Paul Yee’s historical novel, published in 2005, is a good read for junior high and above, as well as for adults. Have you ever heard of Vancouver’s Chinatown riots of September 7, 1907? Neither have I. This attempt to purge Canada of Asian immigrants, a parade right through the middle of Chinatown, by the “Asiatic Exclusion League” turned a bad idea into a war between the Asians and equivalent of the Klu Klux Klan.
The story is told from the point of view of young Ba, son of Bing, the “bone collector,”who makes his living returning the bones of people who died in America back to China to be buried “properly.” It is a job nobody else will do because of superstition and not wanting to do such a lowly job. When Bing digs up the bones of Mr. Shum, whose skull is missing, strange things begin to happen.

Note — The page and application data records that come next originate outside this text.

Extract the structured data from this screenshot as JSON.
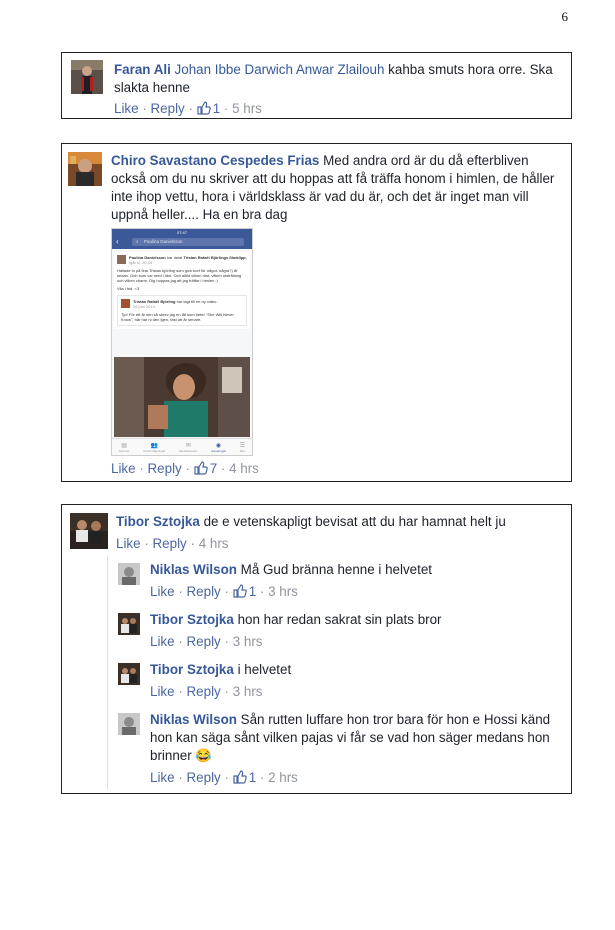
{
  "page_number": "6",
  "comments": [
    {
      "author": "Faran Ali",
      "mention": "Johan Ibbe Darwich Anwar Zlailouh",
      "text": " kahba smuts hora orre. Ska slakta henne",
      "like": "Like",
      "reply": "Reply",
      "likes": "1",
      "time": "5 hrs"
    },
    {
      "author": "Chiro Savastano Cespedes Frias",
      "text": " Med andra ord är du då efterbliven också om du nu skriver att du hoppas att få träffa honom i himlen, de håller inte ihop vettu, hora i världsklass är vad du är, och det är inget man vill uppnå heller.... Ha en bra dag",
      "like": "Like",
      "reply": "Reply",
      "likes": "7",
      "time": "4 hrs",
      "screenshot": {
        "status_time": "07:47",
        "search": "Paulina Danielsson",
        "post_author": "Paulina Danielsson",
        "post_shared": "har delat",
        "post_target": "Tristan Rafaël Björlings filmklipp.",
        "post_date": "Igår kl. 20:44",
        "post_text": "Hallade in på fina Tristan björling som gick bort för något, några?) år sedan. Och som var med i Idol. Och alltid vilken röst, vilken utstrålning och vilken charm. Dig hoppas jag att jag träffar i himlen :)",
        "post_footer": "Vila i frid. <3",
        "inner_author": "Tristan Rafaël Björling",
        "inner_action": "har lagt till en ny video.",
        "inner_date": "26 juni 2014 ·",
        "inner_text": "Tjo! För ett år sen så skrev jag en låt som heter \"She Will Never Know\", här har ni den igen, fast att år senare.",
        "tabs": [
          "Nyheter",
          "Vänförfrågningar",
          "Meddelanden",
          "Aviseringar",
          "Mer"
        ]
      }
    },
    {
      "author": "Tibor Sztojka",
      "text": " de e vetenskapligt bevisat att du har hamnat helt ju",
      "like": "Like",
      "reply": "Reply",
      "time": "4 hrs",
      "replies": [
        {
          "author": "Niklas Wilson",
          "text": " Må Gud bränna henne i helvetet",
          "like": "Like",
          "reply": "Reply",
          "likes": "1",
          "time": "3 hrs"
        },
        {
          "author": "Tibor Sztojka",
          "text": " hon har redan sakrat sin plats bror",
          "like": "Like",
          "reply": "Reply",
          "time": "3 hrs"
        },
        {
          "author": "Tibor Sztojka",
          "text": " i helvetet",
          "like": "Like",
          "reply": "Reply",
          "time": "3 hrs"
        },
        {
          "author": "Niklas Wilson",
          "text": " Sån rutten luffare hon tror bara för hon e Hossi känd hon kan säga sånt vilken pajas vi får se vad hon säger medans hon brinner",
          "emoji": "😂",
          "like": "Like",
          "reply": "Reply",
          "likes": "1",
          "time": "2 hrs"
        }
      ]
    }
  ]
}
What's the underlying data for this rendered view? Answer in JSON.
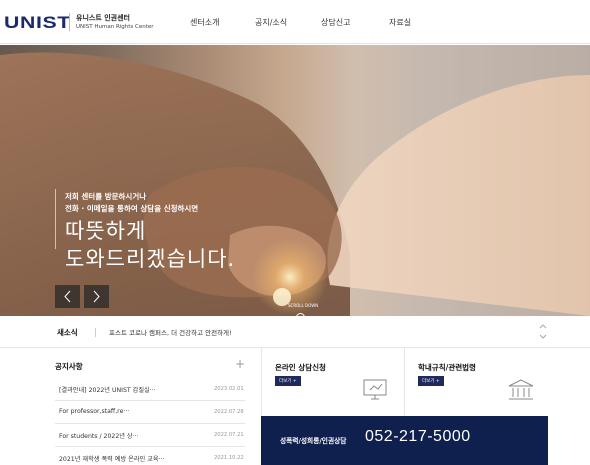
{
  "header": {
    "logo": "UNIST",
    "center_ko": "유니스트 인권센터",
    "center_en": "UNIST Human Rights Center",
    "nav": [
      "센터소개",
      "공지/소식",
      "상담신고",
      "자료실"
    ]
  },
  "hero": {
    "subtitle_line1": "저희 센터를 방문하시거나",
    "subtitle_line2": "전화 · 이메일을 통하여 상담을 신청하시면",
    "title_line1": "따뜻하게",
    "title_line2": "도와드리겠습니다.",
    "scroll_label": "SCROLL DOWN"
  },
  "news": {
    "label": "새소식",
    "text": "포스트 코로나 캠퍼스, 더 건강하고 안전하게!"
  },
  "notice": {
    "title": "공지사항",
    "items": [
      {
        "title": "[결과안내] 2022년 UNIST 갑질실···",
        "date": "2023.02.01"
      },
      {
        "title": "For professor,staff,re···",
        "date": "2022.07.28"
      },
      {
        "title": "For students / 2022년 상···",
        "date": "2022.07.21"
      },
      {
        "title": "2021년 재학생 폭력 예방 온라인 교육···",
        "date": "2021.10.22"
      }
    ]
  },
  "cards": {
    "online": {
      "title": "온라인 상담신청",
      "more": "더보기 +"
    },
    "rules": {
      "title": "학내규칙/관련법령",
      "more": "더보기 +"
    }
  },
  "phone": {
    "label": "성폭력/성희롱/인권상담",
    "number": "052-217-5000"
  },
  "icons": {
    "prev": "chevron-left-icon",
    "next": "chevron-right-icon",
    "more": "plus-icon",
    "monitor": "monitor-icon",
    "law": "courthouse-icon"
  },
  "colors": {
    "brand_navy": "#1a2a6c",
    "phone_bg": "#0f1f4e",
    "button_navy": "#1e2a5e"
  }
}
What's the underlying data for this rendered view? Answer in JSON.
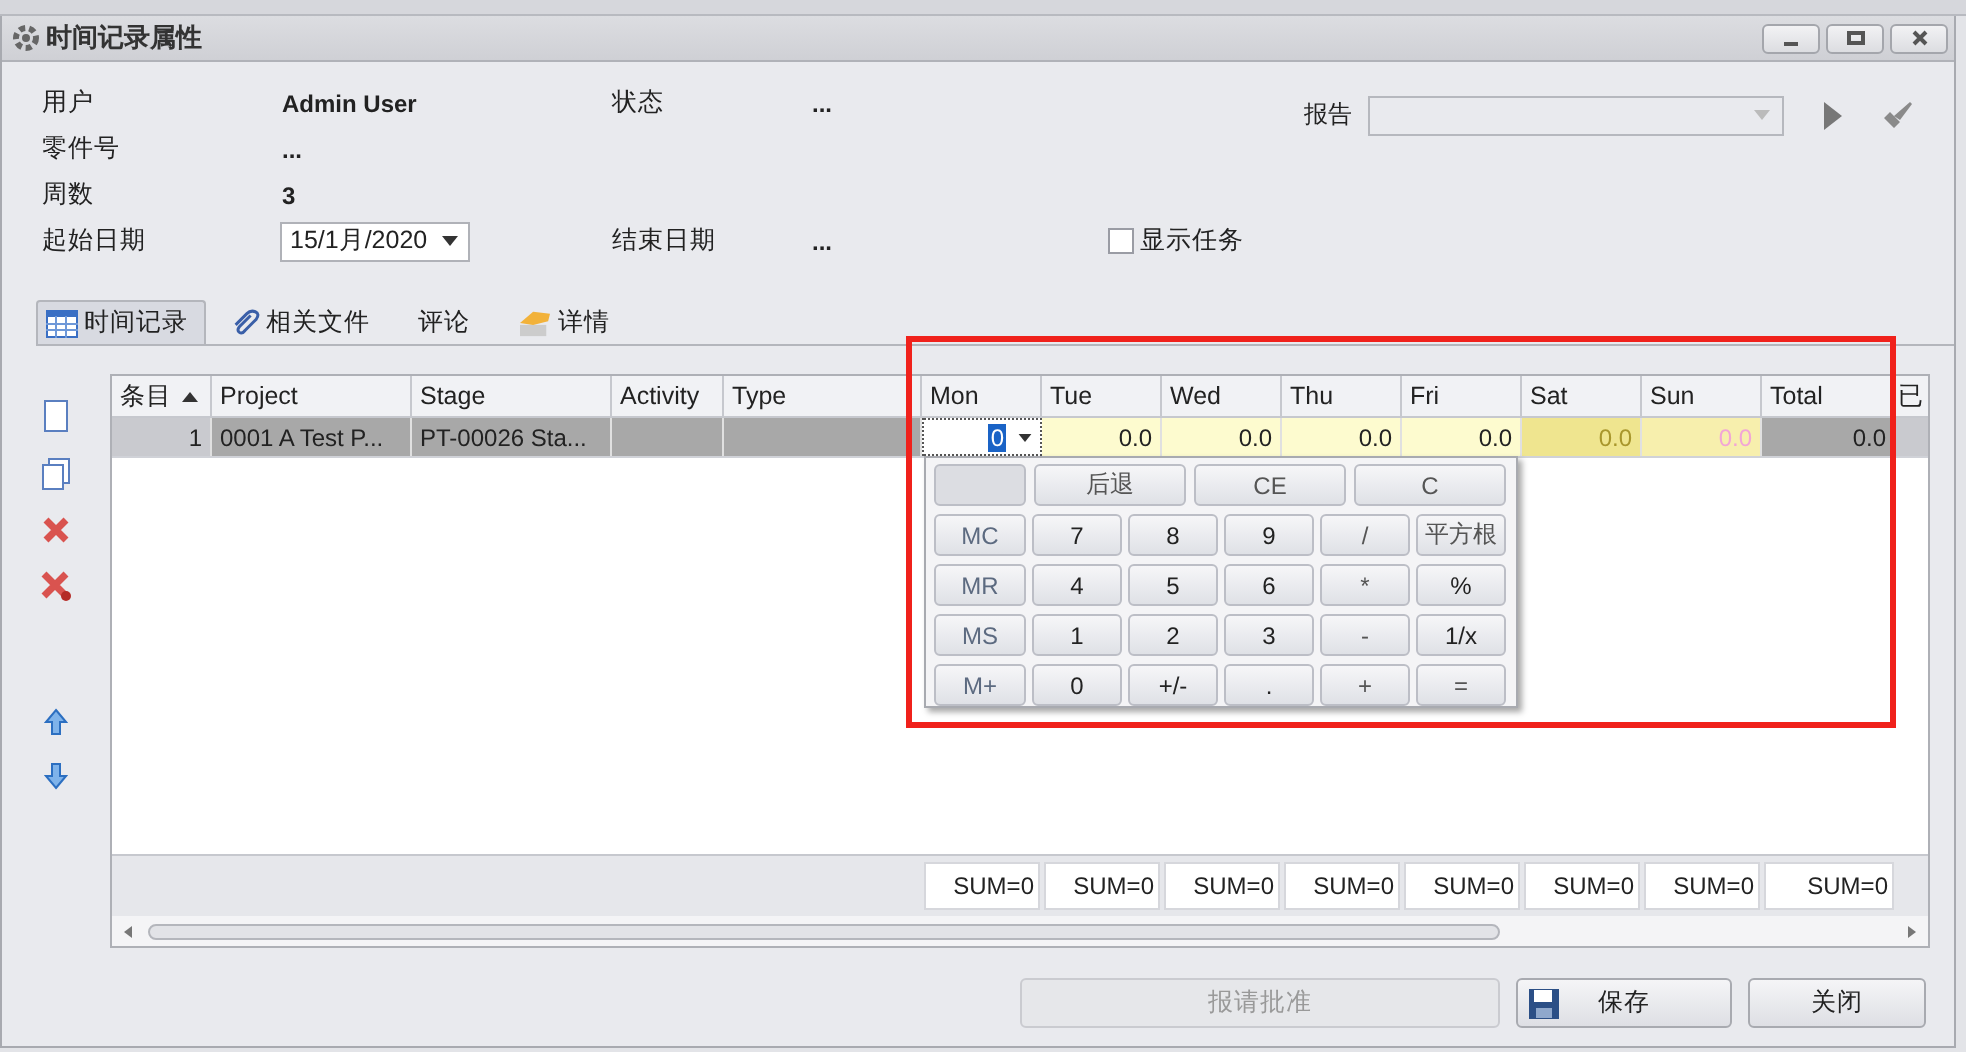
{
  "window": {
    "title": "时间记录属性"
  },
  "form": {
    "rows": [
      {
        "label": "用户",
        "value": "Admin User",
        "label2": "状态",
        "value2": "..."
      },
      {
        "label": "零件号",
        "value": "..."
      },
      {
        "label": "周数",
        "value": "3"
      },
      {
        "label": "起始日期",
        "date": "15/1月/2020",
        "label2": "结束日期",
        "value2": "..."
      }
    ],
    "show_tasks": {
      "label": "显示任务",
      "checked": false
    },
    "report": {
      "label": "报告"
    }
  },
  "tabs": [
    {
      "label": "时间记录",
      "selected": true
    },
    {
      "label": "相关文件",
      "selected": false
    },
    {
      "label": "评论",
      "selected": false
    },
    {
      "label": "详情",
      "selected": false
    }
  ],
  "table": {
    "columns": [
      {
        "label": "条目",
        "kind": "index",
        "sorted": true
      },
      {
        "label": "Project",
        "kind": "text",
        "sorted": false
      },
      {
        "label": "Stage",
        "kind": "text",
        "sorted": false
      },
      {
        "label": "Activity",
        "kind": "text",
        "sorted": false
      },
      {
        "label": "Type",
        "kind": "text",
        "sorted": false
      },
      {
        "label": "Mon",
        "kind": "weekday",
        "sorted": false
      },
      {
        "label": "Tue",
        "kind": "weekday",
        "sorted": false
      },
      {
        "label": "Wed",
        "kind": "weekday",
        "sorted": false
      },
      {
        "label": "Thu",
        "kind": "weekday",
        "sorted": false
      },
      {
        "label": "Fri",
        "kind": "weekday",
        "sorted": false
      },
      {
        "label": "Sat",
        "kind": "saturday",
        "sorted": false
      },
      {
        "label": "Sun",
        "kind": "sunday",
        "sorted": false
      },
      {
        "label": "Total",
        "kind": "total",
        "sorted": false
      },
      {
        "label": "已",
        "kind": "index",
        "sorted": false
      }
    ],
    "rows": [
      {
        "selected": true,
        "cells": [
          {
            "text": "1",
            "editing": false
          },
          {
            "text": "0001 A Test P...",
            "editing": false
          },
          {
            "text": "PT-00026 Sta...",
            "editing": false
          },
          {
            "editing": false
          },
          {
            "editing": false
          },
          {
            "text": "0",
            "editing": true
          },
          {
            "text": "0.0",
            "editing": false
          },
          {
            "text": "0.0",
            "editing": false
          },
          {
            "text": "0.0",
            "editing": false
          },
          {
            "text": "0.0",
            "editing": false
          },
          {
            "text": "0.0",
            "editing": false
          },
          {
            "text": "0.0",
            "editing": false
          },
          {
            "text": "0.0",
            "editing": false
          },
          {
            "editing": false
          }
        ]
      }
    ],
    "sums": [
      "SUM=0",
      "SUM=0",
      "SUM=0",
      "SUM=0",
      "SUM=0",
      "SUM=0",
      "SUM=0",
      "SUM=0"
    ]
  },
  "calculator": {
    "top_keys": [
      {
        "kind": "blank"
      },
      {
        "label": "后退",
        "kind": "op"
      },
      {
        "label": "CE",
        "kind": "op"
      },
      {
        "label": "C",
        "kind": "op"
      }
    ],
    "keys": [
      {
        "label": "MC",
        "kind": "memory"
      },
      {
        "label": "7",
        "kind": "digit"
      },
      {
        "label": "8",
        "kind": "digit"
      },
      {
        "label": "9",
        "kind": "digit"
      },
      {
        "label": "/",
        "kind": "op"
      },
      {
        "label": "平方根",
        "kind": "op"
      },
      {
        "label": "MR",
        "kind": "memory"
      },
      {
        "label": "4",
        "kind": "digit"
      },
      {
        "label": "5",
        "kind": "digit"
      },
      {
        "label": "6",
        "kind": "digit"
      },
      {
        "label": "*",
        "kind": "op"
      },
      {
        "label": "%",
        "kind": "digit"
      },
      {
        "label": "MS",
        "kind": "memory"
      },
      {
        "label": "1",
        "kind": "digit"
      },
      {
        "label": "2",
        "kind": "digit"
      },
      {
        "label": "3",
        "kind": "digit"
      },
      {
        "label": "-",
        "kind": "op"
      },
      {
        "label": "1/x",
        "kind": "digit"
      },
      {
        "label": "M+",
        "kind": "memory"
      },
      {
        "label": "0",
        "kind": "digit"
      },
      {
        "label": "+/-",
        "kind": "digit"
      },
      {
        "label": ".",
        "kind": "digit"
      },
      {
        "label": "+",
        "kind": "op"
      },
      {
        "label": "=",
        "kind": "op"
      }
    ]
  },
  "buttons": [
    {
      "label": "报请批准",
      "disabled": true
    },
    {
      "label": "保存",
      "disabled": false
    },
    {
      "label": "关闭",
      "disabled": false
    }
  ]
}
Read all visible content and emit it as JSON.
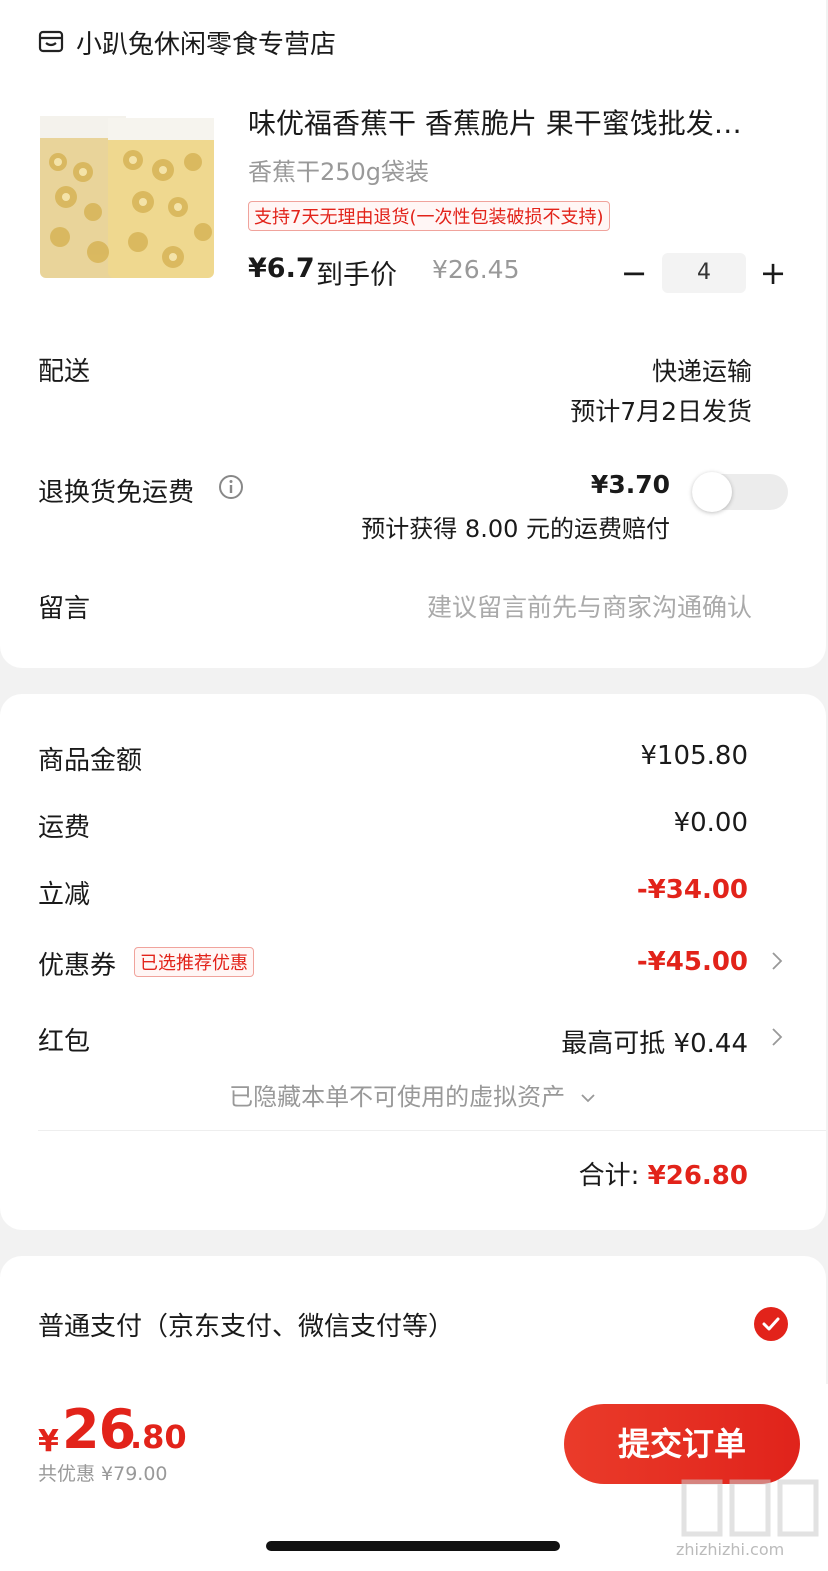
{
  "store": {
    "name": "小趴兔休闲零食专营店",
    "icon": "store-icon"
  },
  "product": {
    "title": "味优福香蕉干 香蕉脆片 果干蜜饯批发…",
    "spec": "香蕉干250g袋装",
    "return_tag": "支持7天无理由退货(一次性包装破损不支持)",
    "price": "¥6.7",
    "price_suffix": "到手价",
    "original_price": "¥26.45",
    "quantity": "4",
    "minus": "−",
    "plus": "+"
  },
  "delivery": {
    "label": "配送",
    "method": "快递运输",
    "eta": "预计7月2日发货"
  },
  "return_shipping": {
    "label": "退换货免运费",
    "price": "¥3.70",
    "note": "预计获得 8.00 元的运费赔付",
    "toggle_on": false
  },
  "message": {
    "label": "留言",
    "placeholder": "建议留言前先与商家沟通确认"
  },
  "costs": {
    "goods_label": "商品金额",
    "goods_value": "¥105.80",
    "shipping_label": "运费",
    "shipping_value": "¥0.00",
    "discount_label": "立减",
    "discount_value": "-¥34.00",
    "coupon_label": "优惠券",
    "coupon_tag": "已选推荐优惠",
    "coupon_value": "-¥45.00",
    "redpacket_label": "红包",
    "redpacket_value": "最高可抵 ¥0.44",
    "hidden_assets": "已隐藏本单不可使用的虚拟资产",
    "total_label": "合计:",
    "total_value": "¥26.80"
  },
  "payment": {
    "label": "普通支付（京东支付、微信支付等）",
    "selected": true
  },
  "bottom": {
    "yen": "¥",
    "total_int": "26",
    "total_dec": ".80",
    "saved": "共优惠 ¥79.00",
    "submit": "提交订单"
  },
  "watermark": "zhizhizhi.com",
  "colors": {
    "accent": "#e2231a"
  }
}
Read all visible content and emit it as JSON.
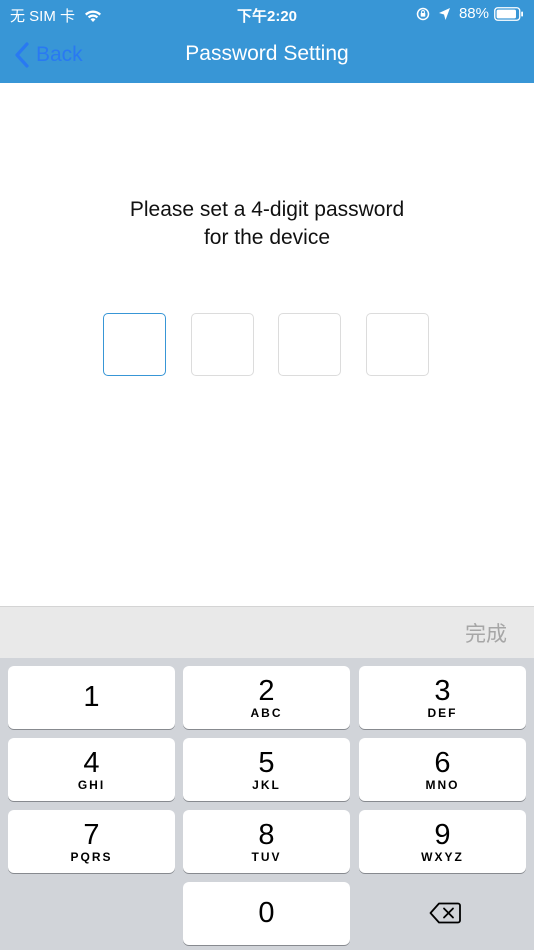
{
  "status_bar": {
    "carrier": "无 SIM 卡",
    "time": "下午2:20",
    "battery": "88%"
  },
  "nav": {
    "back_label": "Back",
    "title": "Password Setting"
  },
  "prompt": {
    "line1": "Please set a 4-digit password",
    "line2": "for the device"
  },
  "code": {
    "digits": 4,
    "active_index": 0
  },
  "keyboard": {
    "done_label": "完成",
    "keys": [
      {
        "num": "1",
        "letters": ""
      },
      {
        "num": "2",
        "letters": "ABC"
      },
      {
        "num": "3",
        "letters": "DEF"
      },
      {
        "num": "4",
        "letters": "GHI"
      },
      {
        "num": "5",
        "letters": "JKL"
      },
      {
        "num": "6",
        "letters": "MNO"
      },
      {
        "num": "7",
        "letters": "PQRS"
      },
      {
        "num": "8",
        "letters": "TUV"
      },
      {
        "num": "9",
        "letters": "WXYZ"
      },
      {
        "num": "0",
        "letters": ""
      }
    ]
  },
  "colors": {
    "header": "#3896d6",
    "back": "#2979f2",
    "keyboard_bg": "#d1d4d9",
    "accessory_bg": "#e9e9e9",
    "active_box": "#3896d6"
  },
  "icons": {
    "wifi": "wifi-icon",
    "orientation_lock": "orientation-lock-icon",
    "location": "location-arrow-icon",
    "battery": "battery-icon",
    "back": "chevron-left-icon",
    "delete": "backspace-icon"
  }
}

Although he grew up on ghost stories, Ba tries to heed his father’s advice that there are no such things as ghosts. When Ba “graduates” to houseboy in the Bently home, he finds he must face many things with courage, and eventually is able to help Mrs. Bently “restore” the mansion to its former state and condition. What was a haunted house becomes a happy home.
The characters are fictional, the plot is imaginative, but the facts on which it is based are real. This is a fascinating “peek” into Canada’s history and an easy way to learn and enjoy it.